Fall 2017 Lecture Series: "Friends and Foes"

Fall 2017 Lecture Series Poster

  

9/8, 1–2:30 PM

Iterations: Lorrie Fredette

Gallery visit and moderated discussion with exhibiting artist Lorrie Fredette. Moderator: Sheila Goloborotko, assistant professor of printmaking. Cosponsored by MOCA Jacksonville and the UNF Department of Art and Design. MOCA Jacksonville, 333 N. Laura St. 

 

9/22, Noon–1:15 PM 

Making the Strange Familiar and the Familiar Strange

Julie Ingersoll, professor and coordinator, Religious Studies Program. Building 58W/Room 3806


 

Sharon_Cobb 


 

 

The Evolution of Offshore Financial Centers and Services: Twenty–First Century Economic Development Strategies (9/29)  

Sharon Cobb, professor of economic geography

 

 

Dr. Cobb discussed whether small island economies and their relationship to offshore financial centers are a friend or a foe to global finance. Dr. Cobb defined offshore financial centers (OFCs) as “places that host financial activities that are separated from major regulatory units (states) by geography and/or legislation.” Some examples of OFCs include the Cayman Islands, the Isle of Man, and Luxembourg. Companies tend to go offshore to launder, for tax evasion or tax avoidance, to protect assets, and for total wealth management. She explained that causes of onshore–offshore tension include unfair tax practices, money laundering and the lack of transparency in tax information sharing. Dr. Cobb concluded by proposing that OFCs may be both a friend and a foe. They are a friend for economic development in small island economies because they increase public–private interactions and a foe for the onshore world because of the leakage of capital offshore and the tighter regulations. Dr. Cobb posed one final question to the audience: How will Brexit affect this picture?


 

  

 David_Waddel

 

 

 Genetically Modified Organisms: Friend or Foe? (10/6)

David Waddell, associate professor of biology and director, Biomedical Program. 

 

Dr. Waddell began by briefly discussing the history of genetics and defining some terms, such as natural selection and artificial selection, to help the audience better understand the debate about genetically modified organisms (GMOs). He explained that GMOs are created when scientists add genes not found in the organism, or remove existing genes, to provide the organism with new traits. Addressing the an ongoing debate about whether GMOs are harmful to human health, Dr. Waddell dissected examples of “scientific studies” that claimed that GMOs are harmful by pointing out the flaws in their research design and execution. He demonstrated, in particular, how some "studies" select information to fit their views, and how many of the people/organizations who conducted these “studies” were unqualified and, most notably, were not trained biologists. Dr. Waddell concluded that, at this point in time, GMOs have not been shown by professionally conducted research to be harmful to human health. He pointed out that GMOs and genetically enhanced organisms (GEOs) undergo rigorous testing for safety before they are available for public consumption and that they do not cause allergies any more than non-GMOs do. He also stated some of the benefits of GMOs, which include the development of human insulin for the treatment of diabetes, greater crop yields, and, as a result of the latter, less land needed for agricultural activities.


 

10/20, Noon–1:15 PM

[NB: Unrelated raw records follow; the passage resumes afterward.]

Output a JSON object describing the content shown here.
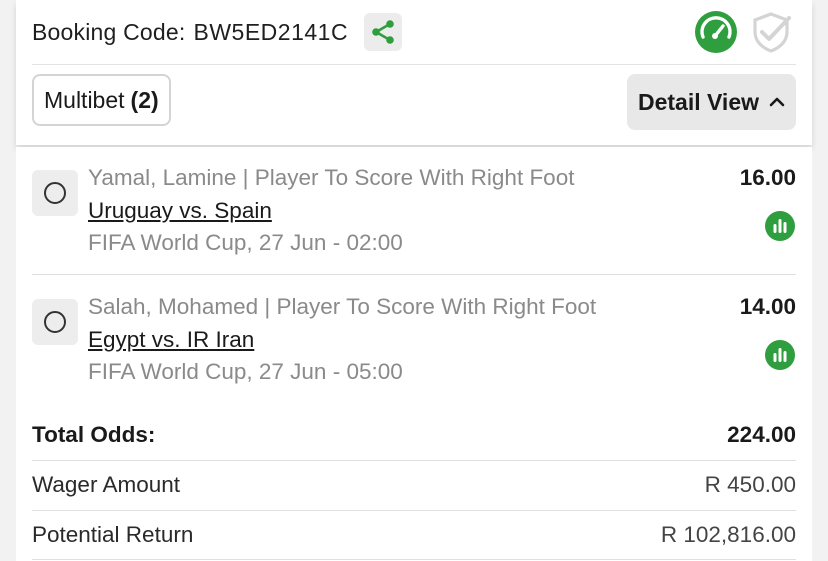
{
  "header": {
    "booking_label": "Booking Code:",
    "booking_code": "BW5ED2141C",
    "multibet_label": "Multibet",
    "multibet_count": "(2)",
    "detail_view_label": "Detail View"
  },
  "colors": {
    "accent_green": "#2e9e3e",
    "muted_text": "#8a8a8a"
  },
  "bets": [
    {
      "selection": "Yamal, Lamine | Player To Score With Right Foot",
      "match": "Uruguay vs. Spain",
      "competition": "FIFA World Cup, 27 Jun - 02:00",
      "odds": "16.00"
    },
    {
      "selection": "Salah, Mohamed | Player To Score With Right Foot",
      "match": "Egypt vs. IR Iran",
      "competition": "FIFA World Cup, 27 Jun - 05:00",
      "odds": "14.00"
    }
  ],
  "summary": {
    "total_odds_label": "Total Odds:",
    "total_odds_value": "224.00",
    "wager_label": "Wager Amount",
    "wager_value": "R 450.00",
    "return_label": "Potential Return",
    "return_value": "R 102,816.00"
  }
}
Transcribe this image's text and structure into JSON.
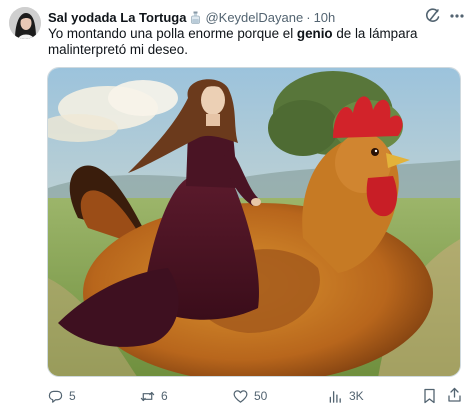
{
  "post": {
    "display_name": "Sal yodada La Tortuga",
    "handle": "@KeydelDayane",
    "separator": "·",
    "timestamp": "10h",
    "text_before": "Yo montando una polla enorme porque el ",
    "text_bold": "genio",
    "text_after": " de la lámpara malinterpretó mi deseo.",
    "media_icon_names": [
      "grok-icon",
      "more-icon"
    ]
  },
  "actions": {
    "reply_count": "5",
    "retweet_count": "6",
    "like_count": "50",
    "views_count": "3K"
  },
  "colors": {
    "text_primary": "#0f1419",
    "text_secondary": "#536471",
    "border": "#cfd9de"
  }
}
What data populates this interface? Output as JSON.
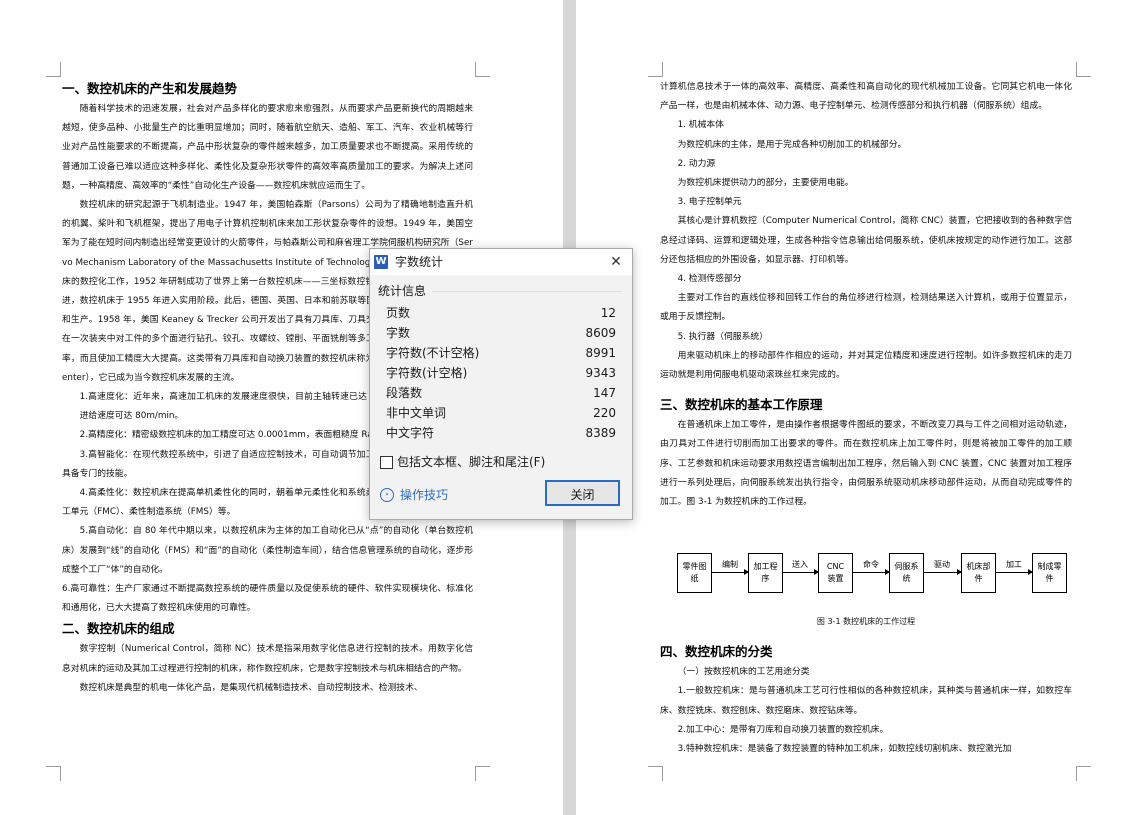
{
  "left_page": {
    "h1": "一、数控机床的产生和发展趋势",
    "p1": "随着科学技术的迅速发展，社会对产品多样化的要求愈来愈强烈，从而要求产品更新换代的周期越来越短，使多品种、小批量生产的比重明显增加；同时，随着航空航天、造船、军工、汽车、农业机械等行业对产品性能要求的不断提高，产品中形状复杂的零件越来越多，加工质量要求也不断提高。采用传统的普通加工设备已难以适应这种多样化、柔性化及复杂形状零件的高效率高质量加工的要求。为解决上述问题，一种高精度、高效率的“柔性”自动化生产设备——数控机床就应运而生了。",
    "p2": "数控机床的研究起源于飞机制造业。1947 年，美国帕森斯（Parsons）公司为了精确地制造直升机的机翼、桨叶和飞机框架，提出了用电子计算机控制机床来加工形状复杂零件的设想。1949 年，美国空军为了能在短时间内制造出经常变更设计的火箭零件，与帕森斯公司和麻省理工学院伺服机构研究所（Servo Mechanism Laboratory of the Massachusetts Institute of Technology）合作，开始了三坐标铣床的数控化工作，1952 年研制成功了世界上第一台数控机床——三坐标数控铣床。经过三年的试用和改进，数控机床于 1955 年进入实用阶段。此后，德国、英国、日本和前苏联等国也开始了数控机床的研制和生产。1958 年，美国 Keaney & Trecker 公司开发出了具有刀具库、刀具交换装置的数控机床，可以在一次装夹中对工件的多个面进行钻孔、铰孔、攻螺纹、镗削、平面铣削等多工序加工，不仅提高了生产率，而且使加工精度大大提高。这类带有刀具库和自动换刀装置的数控机床称为加工中心（Machining Center），它已成为当今数控机床发展的主流。",
    "p3": "1.高速度化：近年来，高速加工机床的发展速度很快，目前主轴转速已达 10000～100000r/min，进给速度可达 80m/min。",
    "p4": "2.高精度化：精密级数控机床的加工精度可达 0.0001mm，表面粗糙度 Ra 可达 0.008μm。",
    "p5": "3.高智能化：在现代数控系统中，引进了自适应控制技术，可自动调节加工参数，从而使操作者不需具备专门的技能。",
    "p6": "4.高柔性化：数控机床在提高单机柔性化的同时，朝着单元柔性化和系统柔性化方向发展，如柔性加工单元（FMC）、柔性制造系统（FMS）等。",
    "p7": "5.高自动化：自 80 年代中期以来，以数控机床为主体的加工自动化已从“点”的自动化（单台数控机床）发展到“线”的自动化（FMS）和“面”的自动化（柔性制造车间），结合信息管理系统的自动化，逐步形成整个工厂“体”的自动化。",
    "p8": "6.高可靠性：生产厂家通过不断提高数控系统的硬件质量以及促使系统的硬件、软件实现模块化、标准化和通用化，已大大提高了数控机床使用的可靠性。",
    "h2": "二、数控机床的组成",
    "p9": "数字控制（Numerical Control，简称 NC）技术是指采用数字化信息进行控制的技术。用数字化信息对机床的运动及其加工过程进行控制的机床，称作数控机床，它是数字控制技术与机床相结合的产物。",
    "p10": "数控机床是典型的机电一体化产品，是集现代机械制造技术、自动控制技术、检测技术、"
  },
  "right_page": {
    "p1": "计算机信息技术于一体的高效率、高精度、高柔性和高自动化的现代机械加工设备。它同其它机电一体化产品一样，也是由机械本体、动力源、电子控制单元、检测传感部分和执行机器（伺服系统）组成。",
    "i1": "1. 机械本体",
    "d1": "为数控机床的主体，是用于完成各种切削加工的机械部分。",
    "i2": "2. 动力源",
    "d2": "为数控机床提供动力的部分，主要使用电能。",
    "i3": "3. 电子控制单元",
    "d3": "其核心是计算机数控（Computer Numerical Control，简称 CNC）装置，它把接收到的各种数字信息经过译码、运算和逻辑处理，生成各种指令信息输出给伺服系统，使机床按规定的动作进行加工。这部分还包括相应的外围设备，如显示器、打印机等。",
    "i4": "4. 检测传感部分",
    "d4": "主要对工作台的直线位移和回转工作台的角位移进行检测，检测结果送入计算机，或用于位置显示，或用于反馈控制。",
    "i5": "5. 执行器（伺服系统）",
    "d5": "用来驱动机床上的移动部件作相应的运动，并对其定位精度和速度进行控制。如许多数控机床的走刀运动就是利用伺服电机驱动滚珠丝杠来完成的。",
    "h3": "三、数控机床的基本工作原理",
    "p2": "在普通机床上加工零件，是由操作者根据零件图纸的要求，不断改变刀具与工件之间相对运动轨迹，由刀具对工件进行切削而加工出要求的零件。而在数控机床上加工零件时，则是将被加工零件的加工顺序、工艺参数和机床运动要求用数控语言编制出加工程序，然后输入到 CNC 装置，CNC 装置对加工程序进行一系列处理后，向伺服系统发出执行指令，由伺服系统驱动机床移动部件运动，从而自动完成零件的加工。图 3-1 为数控机床的工作过程。",
    "flow_boxes": [
      "零件图纸",
      "加工程序",
      "CNC装置",
      "伺服系统",
      "机床部件",
      "制成零件"
    ],
    "flow_labels": [
      "编制",
      "送入",
      "命令",
      "驱动",
      "加工"
    ],
    "caption": "图 3-1  数控机床的工作过程",
    "h4": "四、数控机床的分类",
    "s1": "（一）按数控机床的工艺用途分类",
    "c1": "1.一般数控机床：是与普通机床工艺可行性相似的各种数控机床，其种类与普通机床一样，如数控车床、数控铣床、数控刨床、数控磨床、数控钻床等。",
    "c2": "2.加工中心：是带有刀库和自动换刀装置的数控机床。",
    "c3": "3.特种数控机床：是装备了数控装置的特种加工机床，如数控线切割机床、数控激光加"
  },
  "dialog": {
    "title": "字数统计",
    "app_icon": "W",
    "close_glyph": "✕",
    "group_label": "统计信息",
    "stats": [
      {
        "label": "页数",
        "value": "12"
      },
      {
        "label": "字数",
        "value": "8609"
      },
      {
        "label": "字符数(不计空格)",
        "value": "8991"
      },
      {
        "label": "字符数(计空格)",
        "value": "9343"
      },
      {
        "label": "段落数",
        "value": "147"
      },
      {
        "label": "非中文单词",
        "value": "220"
      },
      {
        "label": "中文字符",
        "value": "8389"
      }
    ],
    "checkbox_label": "包括文本框、脚注和尾注(F)",
    "checkbox_checked": false,
    "tips_label": "操作技巧",
    "close_button": "关闭"
  },
  "colors": {
    "accent": "#2b6bc8",
    "link": "#2e6bc4",
    "gutter": "#d7d7d7"
  }
}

Does Your Culture Influence Your Conflict Resolution Style?

Dan Richard, associate professor of psychology and director of faculty enhancement, and Debbie Wang, professor of psychology. Building 58W/Room 3806

 

10/27, Noon–1:15 PM 

Foes and Neighbors: Community Solidarity in Pinochet's Chile

Alison Bruey, associate professor of history. Building 58W/Room 3806


11/3, Noon–1:15 PM 

Grassroots Social Structures for Combating Stigma and Supporting Families Raising Children on the Autism Spectrum in Jamaica

Angela Mann, assistant professor of psychology. Building 51/Room 1209

 

11/17 Noon–1:15 PM 

Senior Seminar Research Exhibit, as part of the inaugural International Research Symposium, co-sponsored by the International Affairs Office, the International Studies Program, the International Center, and the Office of Undergraduate Research. Building 58W/Room 3073

 

Summaries and photos by Rebecca Weiner.